⦁ Besides high-skill jobs, the generative AI revolution can be transformative for urban governance.
⦁ It does look like a ChatGPT revolution is beckoning us today just like the internet and Google did at the beginning of the millennium.
⦁ On the face of it, such AI-powered bots are quite skill-intensive.
⦁ Given a query, these bots use generative AI to sift through enormous amounts of data, which enables them to create intelligent and insightful responses.
⦁ So the thinking is that these bots will increasingly replace high-skilled jobs.
⦁ But can they also play a community role in providing a variety of services?
⦁ Not enough attention is being paid to this potential. Tellingly, in a December 2021 online survey of around 20,000 adults across 28 countries, on how they expected the increased use of AI to change their lives in the next 3-5 years, 35% mentioned education, 33% mentioned safety, 32% employment, but public services were not mentioned.
⦁ The employment effects of automation are primarily influenced by the type of tasks in which machines develop their comparative advantage over workers.
⦁ During the First Industrial Revolution in England, automation enabled unskilled workers to undertake work previously carried out by artisans and craftsmen.
⦁ During the 1980s, information technologies replaced workers from jobs with high routine task content, leading to a decline in middle-wage jobs in the US labour market.
Low-skilled routine jobs
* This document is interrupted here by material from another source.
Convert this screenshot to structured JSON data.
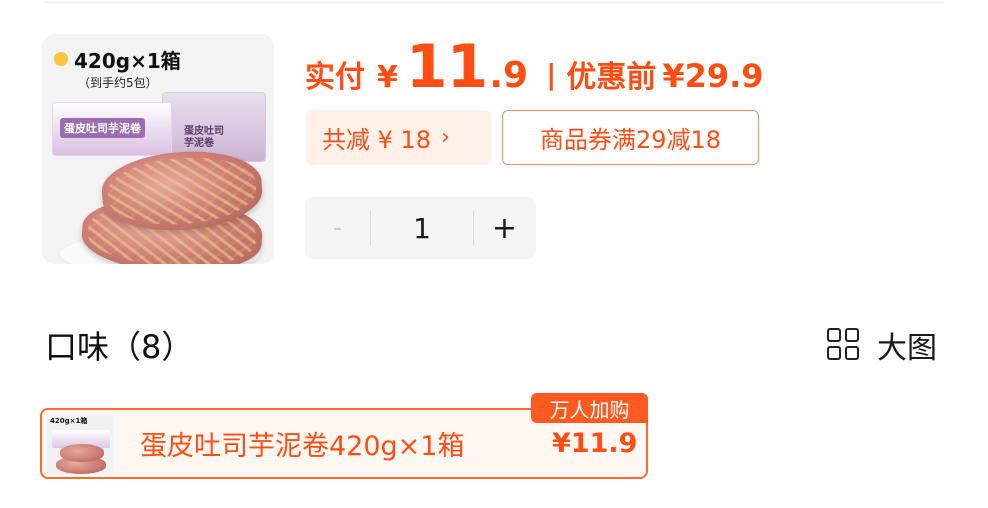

⦁ While ChatGPT is an example of automation that is high-skilled performance of non-routine tasks, is there a way for automation of low skilled routine jobs ?
⦁ Already robots are replacing waiters and waitresses in ageing societies such as Japan.
⦁ Even our own Bengaluru has a restaurant where robots serve food.
⦁ There is the iRobot Roomba vacuum cleaning machine that can see home furnishings and intelligently manoeuvre around them to clean homes.
⦁ There are many smart homes in the US which use this technology to clean even when the owners are not around – which we encountered much to our dismay once in Florida.
⦁ Robots are being used in dusty environments where humans are prone to respiratory problems, thereby improving worker safety.
⦁ Recently the Union finance minister mentioned in her budget speech machines that can eliminate manual scavenging in our cities.
⦁ Our city roads are riddled with potholes which cause traffic jams, long commute times, accidents, and many health issues.
⦁ In fact, this was initiated in the UK in 2020, where autonomous repair robots can identify cracks in the roads really quickly, and flatten these with asphalt.
⦁ Census 2011 found that nearly 20% of our slum households did not have a toilet on their premises.
⦁ Our cities continue to be characterised by poor solid waste management and sanitation.
⦁ It would be great if we could use bots and robots to help clear waste and make our cities clean.
⦁ In the US, cities have begun depending on AI-assisted robots to sort solid waste in recycling plants.
⦁ This is one reason why many households in the US no longer need to segregate waste.
⦁ So even beyond helping end manual scavenging, mechanical sorting of waste can really safeguard sanitation workers from health hazards – especially in our cities where workers do not have gloves or protective gear even in the post-Covid world, such bots would be much appreciated.
⦁ There is also the recent news of a trashbot being used to segregate municipal waste in Chickballapur and Bommasandra in Bengaluru.
⦁ There is a comparative advantage in using automation in all the above areas as robots are efficient.
⦁ Moreover, they can relieve low-skilled and low-wage workers from hazardous jobs.
⦁ Government should create skill development and entrepreneurship programmes to give them alternative livelihoods.
⦁ Bots such as ChatGPT are conversational and this feature can also be really useful in improving governance in our cities – where there are never ever enough officials to answer all public queries.
⦁ Overall smart cities need smart deployment of intelligent machines.
SOURCE: THE HINDU, THE ECONOMIC TIMES, PIB